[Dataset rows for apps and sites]
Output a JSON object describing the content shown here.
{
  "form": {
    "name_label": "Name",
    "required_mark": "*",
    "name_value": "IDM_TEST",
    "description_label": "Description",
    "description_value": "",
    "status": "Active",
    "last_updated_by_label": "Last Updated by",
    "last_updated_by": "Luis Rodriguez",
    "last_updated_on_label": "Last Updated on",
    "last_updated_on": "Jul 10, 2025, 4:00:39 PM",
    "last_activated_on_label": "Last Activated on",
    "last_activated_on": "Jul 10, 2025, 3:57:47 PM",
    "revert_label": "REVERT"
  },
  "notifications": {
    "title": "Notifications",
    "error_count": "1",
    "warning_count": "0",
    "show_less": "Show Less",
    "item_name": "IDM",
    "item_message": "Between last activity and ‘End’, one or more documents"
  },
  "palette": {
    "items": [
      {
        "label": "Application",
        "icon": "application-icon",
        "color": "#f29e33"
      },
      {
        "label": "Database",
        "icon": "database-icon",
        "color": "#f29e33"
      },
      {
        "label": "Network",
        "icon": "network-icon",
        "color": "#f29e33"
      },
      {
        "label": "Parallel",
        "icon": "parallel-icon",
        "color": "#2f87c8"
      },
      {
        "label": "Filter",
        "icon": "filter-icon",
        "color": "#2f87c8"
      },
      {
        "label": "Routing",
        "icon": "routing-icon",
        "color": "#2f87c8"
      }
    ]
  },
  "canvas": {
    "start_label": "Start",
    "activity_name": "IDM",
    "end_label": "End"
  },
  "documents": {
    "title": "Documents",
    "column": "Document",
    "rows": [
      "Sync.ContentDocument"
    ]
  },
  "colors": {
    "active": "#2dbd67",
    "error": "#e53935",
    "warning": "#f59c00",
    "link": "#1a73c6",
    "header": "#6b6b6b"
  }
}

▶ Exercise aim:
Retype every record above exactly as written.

▶ Answer to this exercise:
Output a JSON object describing the content shown here.
{
  "form": {
    "name_label": "Name",
    "required_mark": "*",
    "name_value": "IDM_TEST",
    "description_label": "Description",
    "description_value": "",
    "status": "Active",
    "last_updated_by_label": "Last Updated by",
    "last_updated_by": "Luis Rodriguez",
    "last_updated_on_label": "Last Updated on",
    "last_updated_on": "Jul 10, 2025, 4:00:39 PM",
    "last_activated_on_label": "Last Activated on",
    "last_activated_on": "Jul 10, 2025, 3:57:47 PM",
    "revert_label": "REVERT"
  },
  "notifications": {
    "title": "Notifications",
    "error_count": "1",
    "warning_count": "0",
    "show_less": "Show Less",
    "item_name": "IDM",
    "item_message": "Between last activity and ‘End’, one or more documents"
  },
  "palette": {
    "items": [
      {
        "label": "Application",
        "icon": "application-icon",
        "color": "#f29e33"
      },
      {
        "label": "Database",
        "icon": "database-icon",
        "color": "#f29e33"
      },
      {
        "label": "Network",
        "icon": "network-icon",
        "color": "#f29e33"
      },
      {
        "label": "Parallel",
        "icon": "parallel-icon",
        "color": "#2f87c8"
      },
      {
        "label": "Filter",
        "icon": "filter-icon",
        "color": "#2f87c8"
      },
      {
        "label": "Routing",
        "icon": "routing-icon",
        "color": "#2f87c8"
      }
    ]
  },
  "canvas": {
    "start_label": "Start",
    "activity_name": "IDM",
    "end_label": "End"
  },
  "documents": {
    "title": "Documents",
    "column": "Document",
    "rows": [
      "Sync.ContentDocument"
    ]
  },
  "colors": {
    "active": "#2dbd67",
    "error": "#e53935",
    "warning": "#f59c00",
    "link": "#1a73c6",
    "header": "#6b6b6b"
  }
}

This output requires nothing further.